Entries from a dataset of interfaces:
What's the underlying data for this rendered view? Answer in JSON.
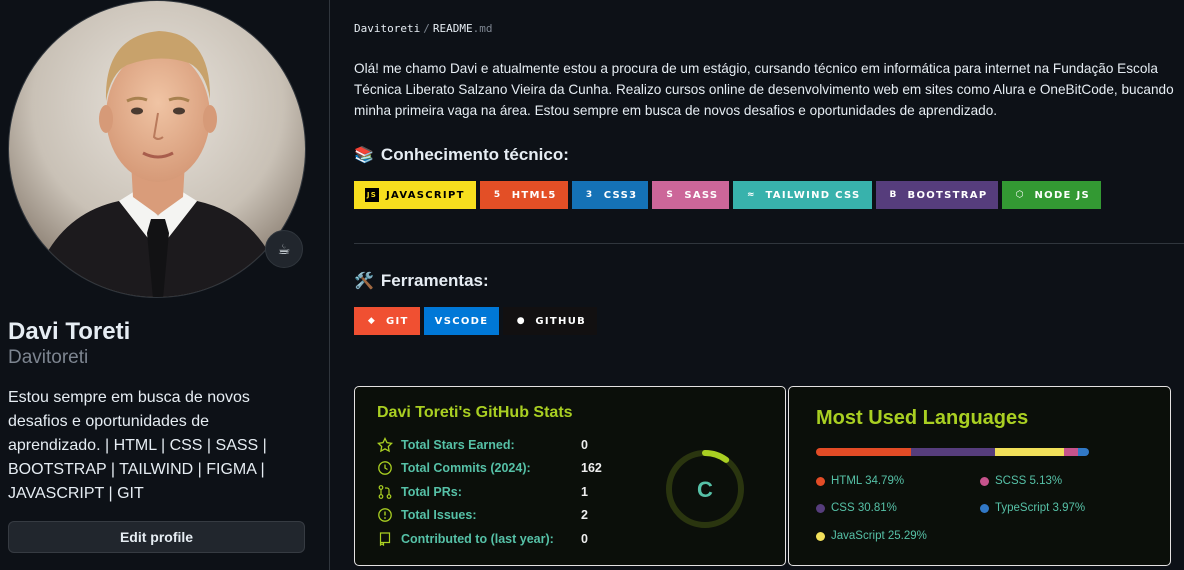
{
  "profile": {
    "name": "Davi Toreti",
    "login": "Davitoreti",
    "bio": "Estou sempre em busca de novos desafios e oportunidades de aprendizado. | HTML | CSS | SASS | BOOTSTRAP | TAILWIND | FIGMA | JAVASCRIPT | GIT",
    "edit_label": "Edit profile",
    "status_emoji": "☕"
  },
  "readme": {
    "breadcrumb_owner": "Davitoreti",
    "breadcrumb_sep": "/",
    "breadcrumb_file": "README",
    "breadcrumb_ext": ".md",
    "intro": "Olá! me chamo Davi e atualmente estou a procura de um estágio, cursando técnico em informática para internet na Fundação Escola Técnica Liberato Salzano Vieira da Cunha. Realizo cursos online de desenvolvimento web em sites como Alura e OneBitCode, bucando minha primeira vaga na área. Estou sempre em busca de novos desafios e oportunidades de aprendizado.",
    "knowledge_heading": "Conhecimento técnico:",
    "knowledge_emoji": "📚",
    "tools_heading": "Ferramentas:",
    "tools_emoji": "🛠️",
    "tech_badges": [
      {
        "label": "JAVASCRIPT",
        "bg": "#f7df1e",
        "fg": "#000000",
        "icon": "javascript-icon",
        "glyph": "JS"
      },
      {
        "label": "HTML5",
        "bg": "#e34f26",
        "fg": "#ffffff",
        "icon": "html5-icon",
        "glyph": "5"
      },
      {
        "label": "CSS3",
        "bg": "#1572b6",
        "fg": "#ffffff",
        "icon": "css3-icon",
        "glyph": "3"
      },
      {
        "label": "SASS",
        "bg": "#cc6699",
        "fg": "#ffffff",
        "icon": "sass-icon",
        "glyph": "S"
      },
      {
        "label": "TAILWIND CSS",
        "bg": "#38b2ac",
        "fg": "#ffffff",
        "icon": "tailwind-icon",
        "glyph": "≈"
      },
      {
        "label": "BOOTSTRAP",
        "bg": "#563d7c",
        "fg": "#ffffff",
        "icon": "bootstrap-icon",
        "glyph": "B"
      },
      {
        "label": "NODE JS",
        "bg": "#339933",
        "fg": "#ffffff",
        "icon": "nodejs-icon",
        "glyph": "⬡"
      }
    ],
    "tool_badges": [
      {
        "label": "GIT",
        "bg": "#f05032",
        "fg": "#ffffff",
        "icon": "git-icon",
        "glyph": "◆"
      },
      {
        "label": "VSCODE",
        "bg": "#0078d7",
        "fg": "#ffffff",
        "icon": "vscode-icon",
        "glyph": ""
      },
      {
        "label": "GITHUB",
        "bg": "#121011",
        "fg": "#ffffff",
        "icon": "github-icon",
        "glyph": "●"
      }
    ]
  },
  "stats": {
    "title": "Davi Toreti's GitHub Stats",
    "rows": [
      {
        "label": "Total Stars Earned:",
        "value": "0",
        "icon": "star-icon"
      },
      {
        "label": "Total Commits (2024):",
        "value": "162",
        "icon": "history-icon"
      },
      {
        "label": "Total PRs:",
        "value": "1",
        "icon": "pull-request-icon"
      },
      {
        "label": "Total Issues:",
        "value": "2",
        "icon": "issue-icon"
      },
      {
        "label": "Contributed to (last year):",
        "value": "0",
        "icon": "repo-icon"
      }
    ],
    "rank": "C",
    "rank_progress": 0.1,
    "colors": {
      "title": "#a9cf22",
      "text": "#56c1a7",
      "value": "#eeeeee",
      "ring": "#a9cf22"
    }
  },
  "languages": {
    "title": "Most Used Languages",
    "items": [
      {
        "name": "HTML",
        "percent": "34.79%",
        "value": 34.79,
        "color": "#e34c26"
      },
      {
        "name": "CSS",
        "percent": "30.81%",
        "value": 30.81,
        "color": "#563d7c"
      },
      {
        "name": "JavaScript",
        "percent": "25.29%",
        "value": 25.29,
        "color": "#f1e05a"
      },
      {
        "name": "SCSS",
        "percent": "5.13%",
        "value": 5.13,
        "color": "#c6538c"
      },
      {
        "name": "TypeScript",
        "percent": "3.97%",
        "value": 3.97,
        "color": "#3178c6"
      }
    ]
  }
}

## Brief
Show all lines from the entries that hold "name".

## Response box
    "name": "Davi Toreti",
        "name": "HTML",
        "name": "CSS",
        "name": "JavaScript",
        "name": "SCSS",
        "name": "TypeScript",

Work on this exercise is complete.